## Problem requirements
Every line of the data, first to last, must be written out unchanged.

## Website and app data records
_ _ _ _
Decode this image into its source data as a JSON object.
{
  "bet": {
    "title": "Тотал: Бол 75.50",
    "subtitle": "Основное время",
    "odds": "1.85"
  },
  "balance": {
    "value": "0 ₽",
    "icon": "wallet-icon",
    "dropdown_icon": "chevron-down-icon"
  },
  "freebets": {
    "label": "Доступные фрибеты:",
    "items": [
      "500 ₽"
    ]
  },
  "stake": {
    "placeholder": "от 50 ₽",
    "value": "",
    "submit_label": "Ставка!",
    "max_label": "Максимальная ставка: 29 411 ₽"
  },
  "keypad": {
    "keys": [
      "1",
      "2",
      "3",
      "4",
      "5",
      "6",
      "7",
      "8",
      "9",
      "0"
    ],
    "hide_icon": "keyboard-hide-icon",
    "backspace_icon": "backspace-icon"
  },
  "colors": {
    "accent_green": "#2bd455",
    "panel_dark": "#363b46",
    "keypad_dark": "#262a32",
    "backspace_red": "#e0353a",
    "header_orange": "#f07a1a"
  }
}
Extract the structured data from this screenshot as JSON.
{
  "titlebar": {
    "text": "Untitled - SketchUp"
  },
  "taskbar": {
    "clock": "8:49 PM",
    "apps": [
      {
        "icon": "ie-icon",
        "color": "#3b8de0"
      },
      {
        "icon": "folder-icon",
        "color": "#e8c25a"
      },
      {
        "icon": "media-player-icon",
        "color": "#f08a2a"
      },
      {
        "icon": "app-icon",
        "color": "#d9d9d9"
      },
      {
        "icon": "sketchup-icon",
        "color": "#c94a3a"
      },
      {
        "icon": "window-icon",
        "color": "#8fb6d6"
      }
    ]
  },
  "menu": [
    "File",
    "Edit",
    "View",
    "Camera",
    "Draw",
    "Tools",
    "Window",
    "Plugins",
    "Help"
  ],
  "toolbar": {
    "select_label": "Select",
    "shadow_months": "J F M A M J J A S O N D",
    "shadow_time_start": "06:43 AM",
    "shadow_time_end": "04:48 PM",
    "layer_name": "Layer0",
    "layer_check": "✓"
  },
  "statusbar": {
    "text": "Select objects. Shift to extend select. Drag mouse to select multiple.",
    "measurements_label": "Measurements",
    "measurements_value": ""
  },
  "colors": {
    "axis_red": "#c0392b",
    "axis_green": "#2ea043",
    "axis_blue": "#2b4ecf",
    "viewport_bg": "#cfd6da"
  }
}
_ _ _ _
## Task result
Decode this image into its source data as a JSON object.
{
  "bet": {
    "title": "Тотал: Бол 75.50",
    "subtitle": "Основное время",
    "odds": "1.85"
  },
  "balance": {
    "value": "0 ₽",
    "icon": "wallet-icon",
    "dropdown_icon": "chevron-down-icon"
  },
  "freebets": {
    "label": "Доступные фрибеты:",
    "items": [
      "500 ₽"
    ]
  },
  "stake": {
    "placeholder": "от 50 ₽",
    "value": "",
    "submit_label": "Ставка!",
    "max_label": "Максимальная ставка: 29 411 ₽"
  },
  "keypad": {
    "keys": [
      "1",
      "2",
      "3",
      "4",
      "5",
      "6",
      "7",
      "8",
      "9",
      "0"
    ],
    "hide_icon": "keyboard-hide-icon",
    "backspace_icon": "backspace-icon"
  },
  "colors": {
    "accent_green": "#2bd455",
    "panel_dark": "#363b46",
    "keypad_dark": "#262a32",
    "backspace_red": "#e0353a",
    "header_orange": "#f07a1a"
  }
}
Extract the structured data from this screenshot as JSON.
{
  "titlebar": {
    "text": "Untitled - SketchUp"
  },
  "taskbar": {
    "clock": "8:49 PM",
    "apps": [
      {
        "icon": "ie-icon",
        "color": "#3b8de0"
      },
      {
        "icon": "folder-icon",
        "color": "#e8c25a"
      },
      {
        "icon": "media-player-icon",
        "color": "#f08a2a"
      },
      {
        "icon": "app-icon",
        "color": "#d9d9d9"
      },
      {
        "icon": "sketchup-icon",
        "color": "#c94a3a"
      },
      {
        "icon": "window-icon",
        "color": "#8fb6d6"
      }
    ]
  },
  "menu": [
    "File",
    "Edit",
    "View",
    "Camera",
    "Draw",
    "Tools",
    "Window",
    "Plugins",
    "Help"
  ],
  "toolbar": {
    "select_label": "Select",
    "shadow_months": "J F M A M J J A S O N D",
    "shadow_time_start": "06:43 AM",
    "shadow_time_end": "04:48 PM",
    "layer_name": "Layer0",
    "layer_check": "✓"
  },
  "statusbar": {
    "text": "Select objects. Shift to extend select. Drag mouse to select multiple.",
    "measurements_label": "Measurements",
    "measurements_value": ""
  },
  "colors": {
    "axis_red": "#c0392b",
    "axis_green": "#2ea043",
    "axis_blue": "#2b4ecf",
    "viewport_bg": "#cfd6da"
  }
}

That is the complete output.